In order to make sure water authorities learn from the lessons of the past surrounding corrosive materials, ratepayers and taxpayers should demand that these vital assets are not only maintained properly to prevent early failure, but also that new non-corrosive pipe material is selected when it does come time for pipe replacement prior to failure (failure may cost 2 to 3 times more). Many utilities have been able to save 30-70 percent on their capital improvement plans (often representing hundreds of millions of dollars) by choosing non-corrosive, environmentally friendly, durable pipe made from PVC, a common polymer. Recent studies in Europe and the United States demonstrate PVC pipe has a design life of over 110 years (even 170 years) and does not require expensive corrosion treatment programs.

Over the past half-century, America has spent trillions of dollars building some of the finest infrastructure that history has ever seen. This investment has played a substantial role in the sustained prosperity and quality of life of our country.  A comprehensive asset management approach is needed to provide a sustainable level of asset performance to the ratepayer at the lowest life-cycle cost and at an acceptable level of risk to the provider. Many municipalities and utilities may be wasting opportunities to save millions of dollars in savings due to outdated procurement policies that fail to take advantage of best value, life-cycle cost analysis, new technologies, methodologies, and materials. While past practices of using old technology pipes may have helped a water utility 100 years ago, 21st Century utilities require the best materials and processes we have today to achieve greater cost savings while addressing both sustainability and affordability concerns.

FBRWB002Eighty-five percent of our water systems are controlled or owned by municipalities which have elected officials, city councils, or water boards making the rate increase decisions for the entire community. Experts have estimated that water and sewer bills will eventually grow to nearly 5 percent of the median household income, which could translate into a 200-300 percent increase compared to today’s utility bill. Water customers and taxpayers who are confronted with such huge burdens need not simply accept them. Rather, they should look into the infrastructure “story” of their utility and ask the following questions: 1) Does the agency have an infrastructure asset management program to best calculate the timing of the replacement investment? 2) Does the agency have updated procurement policies which allow for less expensive alternate pipe materials like PVC? 3) Was a comparative cost analysis completed for PVC (and other options) vs. metallic pipes? 4) Does the agency allow for alternative project delivery methods like design-build to deliver pipeline replacement? Such methods have, on average, delivered a 6 percent savings with a 33 percent shorter project duration at a higher standard of quality installation. 5) Has the capital budget plan been revised to capture these cost savings?

Open procurement practices are an American value. It is time to do things more wisely and start focusing on long-term sustainable water infrastructure best practices, including consideration of materials such as PVC for pipe replacement projects and properly managing our water resources.

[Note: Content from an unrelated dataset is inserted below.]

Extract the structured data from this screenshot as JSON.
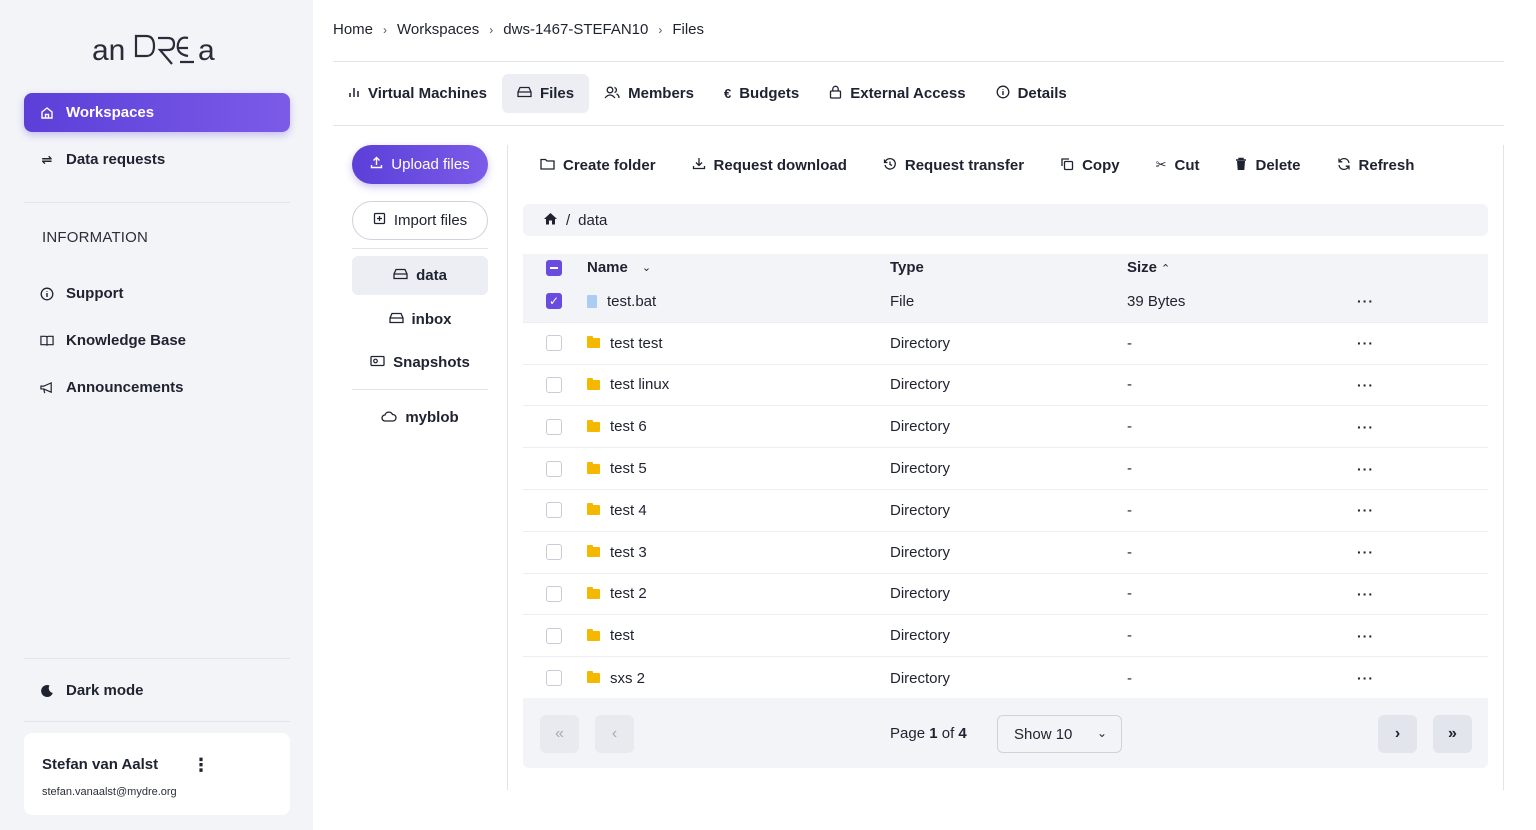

Note: For further reading, NTU members are encouraged to consult NTU Issue Brief #176, The Underground Infrastructure Crisis: Rebuilding Water and Sewer Systems without a Flood of Red Ink, available at There they will also find an online discussion of the topic involving the author of the Issue Brief and the Ductile Iron Pipe Association.


Gregory M Baird has experience with increased water and sewer rates as a financial officer and CFO of large cities and utilities, and now educates utility financial staff on infrastructure asset management best practices in the U.S. and Canada. Greg is an expert on infrastructure planning and funding issues and his research is published nationally and internationally in water industry publications. He can be reached at